I think she can watch it, because she can admire her old hair [cackles]. And also, you know, all those BBC stylisations are really good. That bit with John doing his hair in front of the mirror, and stuff like that. When you watch it with her she gives you all the backstory and it’s really funny. Like that bit with the platypus on a board that she was carrying around. Nobody says anything about that! You see her getting out of the van and she’s holding a stuffed platypus, and no one ever says, “What’s that all about?” No one ever says that, and I will never tell!
Can you remember the first time you saw that film?
No. No, I can’t. I’ve seen it so many times now.
That’s one of the great things, I thought, about Normafest last year. You get to see what remains of The Watersons singing unaccompanied. It’s quite a moving experience.

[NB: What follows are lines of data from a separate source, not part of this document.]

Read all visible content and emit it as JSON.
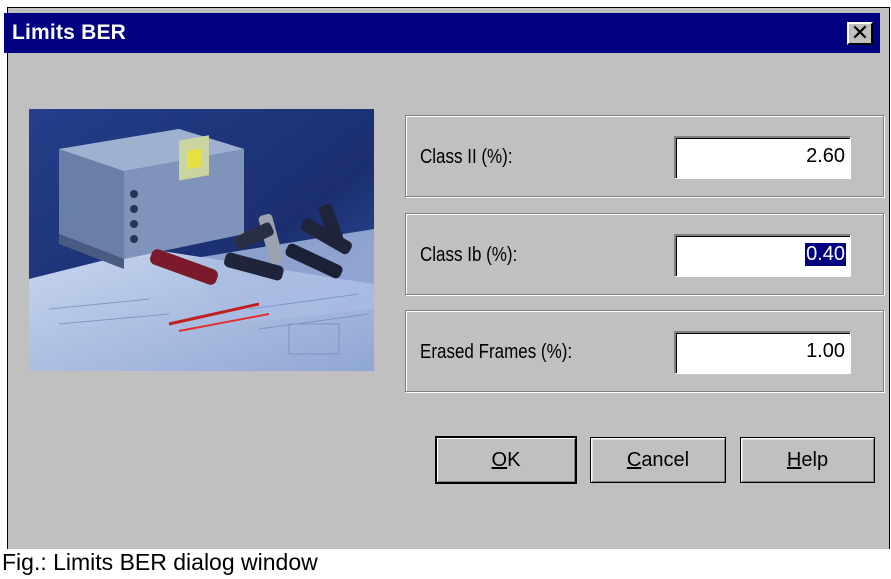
{
  "window": {
    "title": "Limits BER",
    "close_glyph": "✕"
  },
  "photo": {
    "description_icon": "product-photo"
  },
  "fields": [
    {
      "label": "Class II (%):",
      "value": "2.60",
      "selected": false
    },
    {
      "label": "Class Ib (%):",
      "value": "0.40",
      "selected": true
    },
    {
      "label": "Erased Frames (%):",
      "value": "1.00",
      "selected": false
    }
  ],
  "buttons": {
    "ok": {
      "mnemonic": "O",
      "rest": "K"
    },
    "cancel": {
      "mnemonic": "C",
      "rest": "ancel"
    },
    "help": {
      "mnemonic": "H",
      "rest": "elp"
    }
  },
  "caption": "Fig.: Limits BER dialog window",
  "colors": {
    "titlebar": "#000080",
    "dialog": "#c0c0c0",
    "selection": "#000080"
  }
}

It really is. We won’t be doing that this year. What we will be doing is singing Bright Phoebus, and we’ll be doing some of the other family stuff. It’s Bright Phoebus’s year, this year.
We’re very much looking forward to seeing how it flies. Of course, we’re doing Celtic Connections in January, and we’re doing a launch up in Glasgow. That’s the official launch. This one’s going to be the family do.
Well that’ll be worth the ticket price alone.
We’ve waited a long time. This family has waited a long time for this album to finally come out and be seen in its best light, you know?
It’s amazing. Easily one of my all-time favourites.
Yeah, me too. Can’t wait. It’s going to be good.
Anyway, it’s time for you to go and cook the sausages.
See you soon!
Normafest 2018 will take place in and around Robin Hood’s Bay and Whitby, January 5-7. Tickets are yet to be announced, but watch this space. We’ll have all the news when we get it.